The day of the Lord – in its broadest and most complete sense - is, therefore, not to be understood as a single, literal day. Rather, it will be an extended period of time (i.e., an epoch). In addition to what Peter wrote, we also find in Zechariah 14 that the day of the Lord will include not only the cataclysmic events with which this present eon will terminate, but also the next eon as well (we’ll return to this important passage from Zechariah a little later on). This future period of time will be characterized, first, by increasingly more devastating judgments/calamities on earth, which will make known to the inhabitants of the earth God’s power and sovereignty, as well as his disapproval of, and opposition to, sin and unbelief. This time is usually described as a period of distress, affliction and darkness (Joel 2:1-2; Amos 5:18-20; Zeph. 1:14-15). In short, the opening of the day of the Lord will be a period characterized by God’s “indignation” (or “wrath”). But what is God’s indignation?
Based on various passages in both the Hebrew and Greek scriptures, “indignation” (or “wrath”) is one of several words used by the authors of scripture (including, but not limited to, “anger” and “fury”) to refer to the just response of God to the disobedience and unbelief of his creatures, and which involves punishment inflicted, or retribution exacted, for wrongdoing.
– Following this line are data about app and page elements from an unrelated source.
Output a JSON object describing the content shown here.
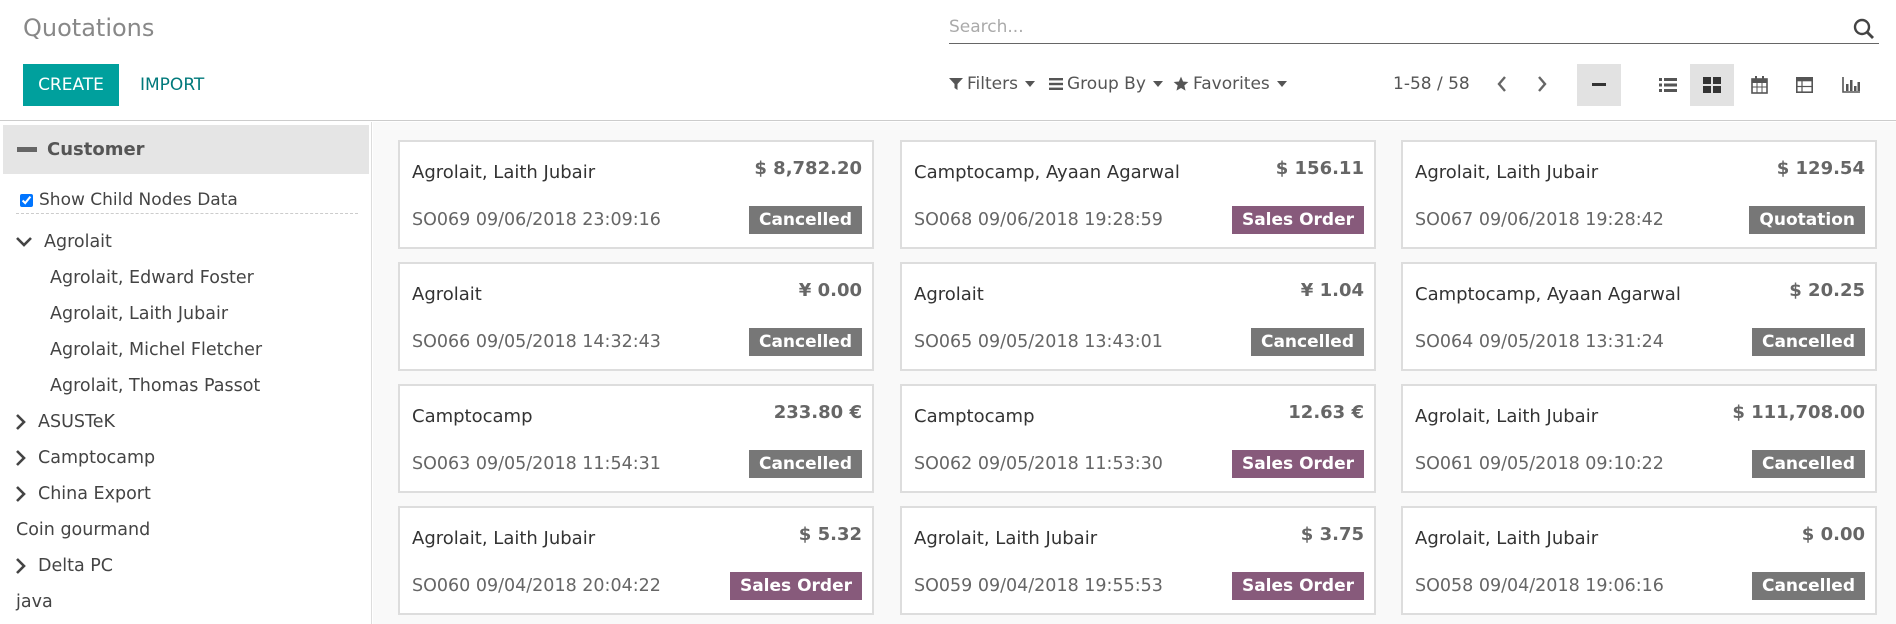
{
  "header": {
    "title": "Quotations",
    "create_label": "CREATE",
    "import_label": "IMPORT",
    "search_placeholder": "Search...",
    "filters_label": "Filters",
    "groupby_label": "Group By",
    "favorites_label": "Favorites",
    "pager": "1-58 / 58"
  },
  "sidebar": {
    "heading": "Customer",
    "child_nodes_label": "Show Child Nodes Data",
    "child_nodes_checked": true,
    "tree": [
      {
        "label": "Agrolait",
        "toggle": "expanded",
        "indent": 0
      },
      {
        "label": "Agrolait, Edward Foster",
        "toggle": "none",
        "indent": 1
      },
      {
        "label": "Agrolait, Laith Jubair",
        "toggle": "none",
        "indent": 1
      },
      {
        "label": "Agrolait, Michel Fletcher",
        "toggle": "none",
        "indent": 1
      },
      {
        "label": "Agrolait, Thomas Passot",
        "toggle": "none",
        "indent": 1
      },
      {
        "label": "ASUSTeK",
        "toggle": "collapsed",
        "indent": 0
      },
      {
        "label": "Camptocamp",
        "toggle": "collapsed",
        "indent": 0
      },
      {
        "label": "China Export",
        "toggle": "collapsed",
        "indent": 0
      },
      {
        "label": "Coin gourmand",
        "toggle": "none",
        "indent": 0
      },
      {
        "label": "Delta PC",
        "toggle": "collapsed",
        "indent": 0
      },
      {
        "label": "java",
        "toggle": "none",
        "indent": 0
      }
    ]
  },
  "cards": [
    {
      "name": "Agrolait, Laith Jubair",
      "amount": "$ 8,782.20",
      "ref": "SO069 09/06/2018 23:09:16",
      "status": "Cancelled",
      "status_type": "cancelled"
    },
    {
      "name": "Camptocamp, Ayaan Agarwal",
      "amount": "$ 156.11",
      "ref": "SO068 09/06/2018 19:28:59",
      "status": "Sales Order",
      "status_type": "sale"
    },
    {
      "name": "Agrolait, Laith Jubair",
      "amount": "$ 129.54",
      "ref": "SO067 09/06/2018 19:28:42",
      "status": "Quotation",
      "status_type": "quotation"
    },
    {
      "name": "Agrolait",
      "amount": "¥ 0.00",
      "ref": "SO066 09/05/2018 14:32:43",
      "status": "Cancelled",
      "status_type": "cancelled"
    },
    {
      "name": "Agrolait",
      "amount": "¥ 1.04",
      "ref": "SO065 09/05/2018 13:43:01",
      "status": "Cancelled",
      "status_type": "cancelled"
    },
    {
      "name": "Camptocamp, Ayaan Agarwal",
      "amount": "$ 20.25",
      "ref": "SO064 09/05/2018 13:31:24",
      "status": "Cancelled",
      "status_type": "cancelled"
    },
    {
      "name": "Camptocamp",
      "amount": "233.80 €",
      "ref": "SO063 09/05/2018 11:54:31",
      "status": "Cancelled",
      "status_type": "cancelled"
    },
    {
      "name": "Camptocamp",
      "amount": "12.63 €",
      "ref": "SO062 09/05/2018 11:53:30",
      "status": "Sales Order",
      "status_type": "sale"
    },
    {
      "name": "Agrolait, Laith Jubair",
      "amount": "$ 111,708.00",
      "ref": "SO061 09/05/2018 09:10:22",
      "status": "Cancelled",
      "status_type": "cancelled"
    },
    {
      "name": "Agrolait, Laith Jubair",
      "amount": "$ 5.32",
      "ref": "SO060 09/04/2018 20:04:22",
      "status": "Sales Order",
      "status_type": "sale"
    },
    {
      "name": "Agrolait, Laith Jubair",
      "amount": "$ 3.75",
      "ref": "SO059 09/04/2018 19:55:53",
      "status": "Sales Order",
      "status_type": "sale"
    },
    {
      "name": "Agrolait, Laith Jubair",
      "amount": "$ 0.00",
      "ref": "SO058 09/04/2018 19:06:16",
      "status": "Cancelled",
      "status_type": "cancelled"
    }
  ],
  "colors": {
    "accent": "#00a09d",
    "sales_order_badge": "#875a7b",
    "cancelled_badge": "#777777"
  },
  "icons": [
    "search-icon",
    "filter-icon",
    "group-by-icon",
    "star-icon",
    "chevron-left-icon",
    "chevron-right-icon",
    "minus-icon",
    "list-view-icon",
    "kanban-view-icon",
    "calendar-view-icon",
    "pivot-view-icon",
    "graph-view-icon"
  ]
}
In other words, it is the response of God to sin and unbelief that involves “vengeance.” Paul makes this connection between God’s indignation and vengeance clear in Romans 12:19: “Being at peace with all mankind, you are not avenging yourselves, beloved, but be giving place to His indignation, for it is written, ‘Mine is vengeance! I will repay!’ the Lord is saying.”
We know that God’s indignation has been expressed in many ways in times past through various calamities and plagues on earth, both on a collective and an individual level. Such examples of God’s indignation being manifested against the wicked include the worldwide flood of Noah’s day (Gen. 6-8), the destruction of Sodom (Gen. 19), the ten plagues which preceded the exodus (Ex. 7-12; cf. Psalm 78:43-49), the destruction of Korah and his company (Num. 16), and the curses with which God threatened Israel for disobedience/breaking covenant (Deut. 28:15-68; 29:27-28). As with these and many other past times and events, the day of the Lord will (initially) be a time period during which God’s indignation is manifested against the inhabitants of the earth.
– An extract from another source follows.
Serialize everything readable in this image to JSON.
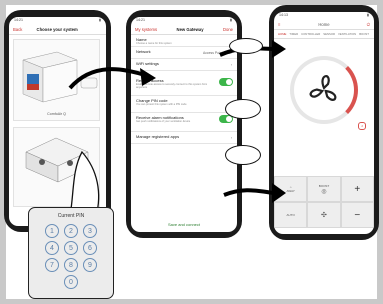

The “light” part of the day of the Lord will begin after Christ has returned and destroyed the enemies of God’s earthly people (Joel 3:17-21; Zech. 14:6-9), and will be the nature of the day of the Lord during the millennial reign of Christ (when, in fulfillment of the disciples’ question in Acts 1:6, the kingdom is finally restored to Israel). This positive and blessing-filled aspect of the day of the Lord is, of course, a subject of great importance; however, for the purpose of this study, we will be focusing on the aspect of the day of the Lord that will be characterized by “darkness” (calamity and affliction).
If John had in mind here the future period of time during which God will begin intervening in world affairs to judge the inhabitants of the earth and restore the kingdom to Israel, his wording makes much more sense. John would be saying that, by means of a vision (“in spirit”), he came to be in the future day of the Lord, and saw what was going to take place during this time. If this is so, then the implication is that this future “day” will include all of the prophesied events and judgments that John subsequently describes as leading up to Christ’s return (as well as the events taking place afterword, until the passing away of the present heaven and earth).
Part 1: http://thathappyexpectation.blogspot.com/2016/01/a-study-on-timing-of-snatching-away.html